Post-Piagetian Perspectives of Cognitive Development
- Eduardo MartíEduardo MartíUniversity of Barcelona
Piaget’s constructivism theory influenced deeply the study of cognitive development in the last century. Despite the progressive loss of influence of this theory, some contemporary perspectives have recently extended some of his ideas, enriching the way cognitive development is understood. These contributions face two important questions that remained problematic in Piaget’s theory: how to integrate dynamic aspects and variability of development and how to understand the role of the body and the signs in cognition.
Thanks to information processing theory, functional and executive components of cognition have been progressively integrated into Piaget’s theory. Two main perspectives have contributed to doing so. The first one, defended by Pascual-Leone and Case, among other authors, has been called “neo-Piagetian theory.” It offers a more dynamic way to understand cognitive development and present particular solutions to explain the Piagetian stages. The second one, the theory of dynamic systems, has contributed to explaining variability in cognitive development, a central aspect underestimated by Piaget, who was more interested in universal aspects of cognition.
Thanks to the perspective of embodied cognition, the main role of action and body has been taken into account to understand the characteristics of cognition.
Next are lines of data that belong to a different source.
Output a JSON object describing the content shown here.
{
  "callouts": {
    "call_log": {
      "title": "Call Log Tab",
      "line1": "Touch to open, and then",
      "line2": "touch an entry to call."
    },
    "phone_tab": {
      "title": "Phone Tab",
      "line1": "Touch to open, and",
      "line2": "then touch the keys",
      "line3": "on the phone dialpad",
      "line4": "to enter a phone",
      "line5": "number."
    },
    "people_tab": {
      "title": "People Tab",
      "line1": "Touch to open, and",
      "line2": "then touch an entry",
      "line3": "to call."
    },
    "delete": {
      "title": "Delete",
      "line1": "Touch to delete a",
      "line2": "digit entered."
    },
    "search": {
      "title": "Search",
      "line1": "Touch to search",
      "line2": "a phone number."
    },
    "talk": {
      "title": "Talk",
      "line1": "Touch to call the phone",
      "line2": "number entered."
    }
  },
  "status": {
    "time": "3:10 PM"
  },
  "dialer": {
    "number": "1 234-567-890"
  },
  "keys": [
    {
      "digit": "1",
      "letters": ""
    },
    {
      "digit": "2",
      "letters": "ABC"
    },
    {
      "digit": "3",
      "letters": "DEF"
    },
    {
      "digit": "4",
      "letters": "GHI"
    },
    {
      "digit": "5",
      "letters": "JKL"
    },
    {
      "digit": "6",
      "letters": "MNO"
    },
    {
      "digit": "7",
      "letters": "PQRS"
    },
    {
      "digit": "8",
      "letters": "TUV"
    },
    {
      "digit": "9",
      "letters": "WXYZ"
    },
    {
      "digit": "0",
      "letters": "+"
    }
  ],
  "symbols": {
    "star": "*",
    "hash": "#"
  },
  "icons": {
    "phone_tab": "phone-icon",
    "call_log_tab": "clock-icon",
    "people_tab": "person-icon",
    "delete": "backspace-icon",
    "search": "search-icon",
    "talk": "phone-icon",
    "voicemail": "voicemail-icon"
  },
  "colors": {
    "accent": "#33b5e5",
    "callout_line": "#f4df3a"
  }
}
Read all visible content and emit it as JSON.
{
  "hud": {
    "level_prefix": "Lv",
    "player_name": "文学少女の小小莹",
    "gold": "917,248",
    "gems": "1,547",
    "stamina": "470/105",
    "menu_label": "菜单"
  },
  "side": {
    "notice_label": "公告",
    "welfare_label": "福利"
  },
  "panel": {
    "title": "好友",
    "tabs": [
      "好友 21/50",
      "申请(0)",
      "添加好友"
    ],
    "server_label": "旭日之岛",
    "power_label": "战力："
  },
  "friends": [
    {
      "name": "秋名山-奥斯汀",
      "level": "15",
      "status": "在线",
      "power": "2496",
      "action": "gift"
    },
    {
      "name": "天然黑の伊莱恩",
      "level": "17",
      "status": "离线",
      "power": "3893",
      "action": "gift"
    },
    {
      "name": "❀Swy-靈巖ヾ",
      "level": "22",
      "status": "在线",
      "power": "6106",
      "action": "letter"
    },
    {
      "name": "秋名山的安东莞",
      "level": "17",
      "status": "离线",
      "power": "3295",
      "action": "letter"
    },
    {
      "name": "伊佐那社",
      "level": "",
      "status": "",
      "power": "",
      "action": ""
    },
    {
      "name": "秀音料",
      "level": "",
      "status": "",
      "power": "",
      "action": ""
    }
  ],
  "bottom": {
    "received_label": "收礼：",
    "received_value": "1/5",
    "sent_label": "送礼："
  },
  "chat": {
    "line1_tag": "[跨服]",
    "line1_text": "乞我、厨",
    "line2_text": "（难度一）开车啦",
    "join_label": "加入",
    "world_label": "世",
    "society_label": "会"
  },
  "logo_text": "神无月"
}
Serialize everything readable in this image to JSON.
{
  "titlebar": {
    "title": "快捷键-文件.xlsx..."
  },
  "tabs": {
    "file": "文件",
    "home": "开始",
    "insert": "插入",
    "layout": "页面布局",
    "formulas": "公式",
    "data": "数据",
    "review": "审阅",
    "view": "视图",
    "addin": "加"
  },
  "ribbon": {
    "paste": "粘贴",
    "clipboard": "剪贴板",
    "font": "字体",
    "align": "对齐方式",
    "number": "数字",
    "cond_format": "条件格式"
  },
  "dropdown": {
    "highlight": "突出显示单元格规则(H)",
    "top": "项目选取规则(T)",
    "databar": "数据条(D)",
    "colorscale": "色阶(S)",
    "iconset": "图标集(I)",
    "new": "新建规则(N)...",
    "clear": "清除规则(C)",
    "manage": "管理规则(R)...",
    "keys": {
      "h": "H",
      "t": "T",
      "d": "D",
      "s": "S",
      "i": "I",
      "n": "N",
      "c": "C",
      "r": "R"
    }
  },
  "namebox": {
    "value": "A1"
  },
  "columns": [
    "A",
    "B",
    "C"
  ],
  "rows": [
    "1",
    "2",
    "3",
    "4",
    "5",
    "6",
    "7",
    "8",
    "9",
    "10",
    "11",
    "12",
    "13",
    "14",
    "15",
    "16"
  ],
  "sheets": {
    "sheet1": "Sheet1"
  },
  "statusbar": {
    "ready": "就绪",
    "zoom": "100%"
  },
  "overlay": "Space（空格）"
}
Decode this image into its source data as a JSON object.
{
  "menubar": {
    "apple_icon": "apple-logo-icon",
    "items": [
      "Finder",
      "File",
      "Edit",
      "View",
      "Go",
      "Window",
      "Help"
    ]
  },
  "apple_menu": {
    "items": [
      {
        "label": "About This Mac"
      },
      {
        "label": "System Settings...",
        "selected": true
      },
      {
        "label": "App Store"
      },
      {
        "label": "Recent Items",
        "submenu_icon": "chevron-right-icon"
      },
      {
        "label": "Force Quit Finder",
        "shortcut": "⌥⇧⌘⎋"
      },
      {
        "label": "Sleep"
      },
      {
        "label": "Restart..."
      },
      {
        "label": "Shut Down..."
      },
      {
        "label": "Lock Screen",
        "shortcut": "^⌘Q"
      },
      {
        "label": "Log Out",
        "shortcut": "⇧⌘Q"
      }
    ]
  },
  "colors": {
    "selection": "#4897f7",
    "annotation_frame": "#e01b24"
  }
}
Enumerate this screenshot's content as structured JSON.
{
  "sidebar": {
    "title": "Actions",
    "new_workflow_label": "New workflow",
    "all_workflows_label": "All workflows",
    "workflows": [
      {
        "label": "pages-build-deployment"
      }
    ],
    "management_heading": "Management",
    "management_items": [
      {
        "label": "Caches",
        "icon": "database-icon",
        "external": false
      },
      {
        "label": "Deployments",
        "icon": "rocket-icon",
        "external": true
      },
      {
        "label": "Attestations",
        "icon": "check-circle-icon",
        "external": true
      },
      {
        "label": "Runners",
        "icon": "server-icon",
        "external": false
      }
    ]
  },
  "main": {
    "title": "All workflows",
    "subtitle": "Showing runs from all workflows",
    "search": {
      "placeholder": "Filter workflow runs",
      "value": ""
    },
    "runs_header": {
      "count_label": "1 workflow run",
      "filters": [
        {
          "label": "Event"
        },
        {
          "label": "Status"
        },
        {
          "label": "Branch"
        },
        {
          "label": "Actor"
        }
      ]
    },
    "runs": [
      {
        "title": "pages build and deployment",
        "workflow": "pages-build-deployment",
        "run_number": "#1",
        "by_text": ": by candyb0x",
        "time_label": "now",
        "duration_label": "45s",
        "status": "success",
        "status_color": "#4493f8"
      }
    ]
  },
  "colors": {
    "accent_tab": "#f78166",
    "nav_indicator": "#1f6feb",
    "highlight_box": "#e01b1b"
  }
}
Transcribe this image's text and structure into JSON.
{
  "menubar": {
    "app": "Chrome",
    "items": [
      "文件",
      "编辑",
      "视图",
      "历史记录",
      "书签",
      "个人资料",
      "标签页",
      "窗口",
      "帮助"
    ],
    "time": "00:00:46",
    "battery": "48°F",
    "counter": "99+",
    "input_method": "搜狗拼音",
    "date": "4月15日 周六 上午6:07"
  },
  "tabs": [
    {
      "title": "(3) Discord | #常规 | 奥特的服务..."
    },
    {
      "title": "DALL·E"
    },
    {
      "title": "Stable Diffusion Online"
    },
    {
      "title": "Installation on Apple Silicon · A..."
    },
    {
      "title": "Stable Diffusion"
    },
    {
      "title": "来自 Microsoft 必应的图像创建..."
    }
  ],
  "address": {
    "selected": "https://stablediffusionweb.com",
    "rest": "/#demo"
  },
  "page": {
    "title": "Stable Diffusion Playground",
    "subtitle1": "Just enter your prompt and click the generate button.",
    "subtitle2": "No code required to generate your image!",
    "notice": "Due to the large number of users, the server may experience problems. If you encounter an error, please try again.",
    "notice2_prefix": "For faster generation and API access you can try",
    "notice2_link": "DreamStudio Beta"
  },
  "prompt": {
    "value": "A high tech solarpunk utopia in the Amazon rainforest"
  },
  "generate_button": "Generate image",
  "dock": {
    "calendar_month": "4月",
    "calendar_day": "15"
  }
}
From this perspective, a nuclear idea of Piaget’s constructivism, the importance of action in cognition, has been investigated in a more accurate way. Finally, considering the poor contribution of signs in Piaget’s theory, some authors inspired in Vygotskyan theory have emphasized the role of semiotic systems and social aspects in cognitive development. The research generated by all these theoretical perspectives has had important consequences in education.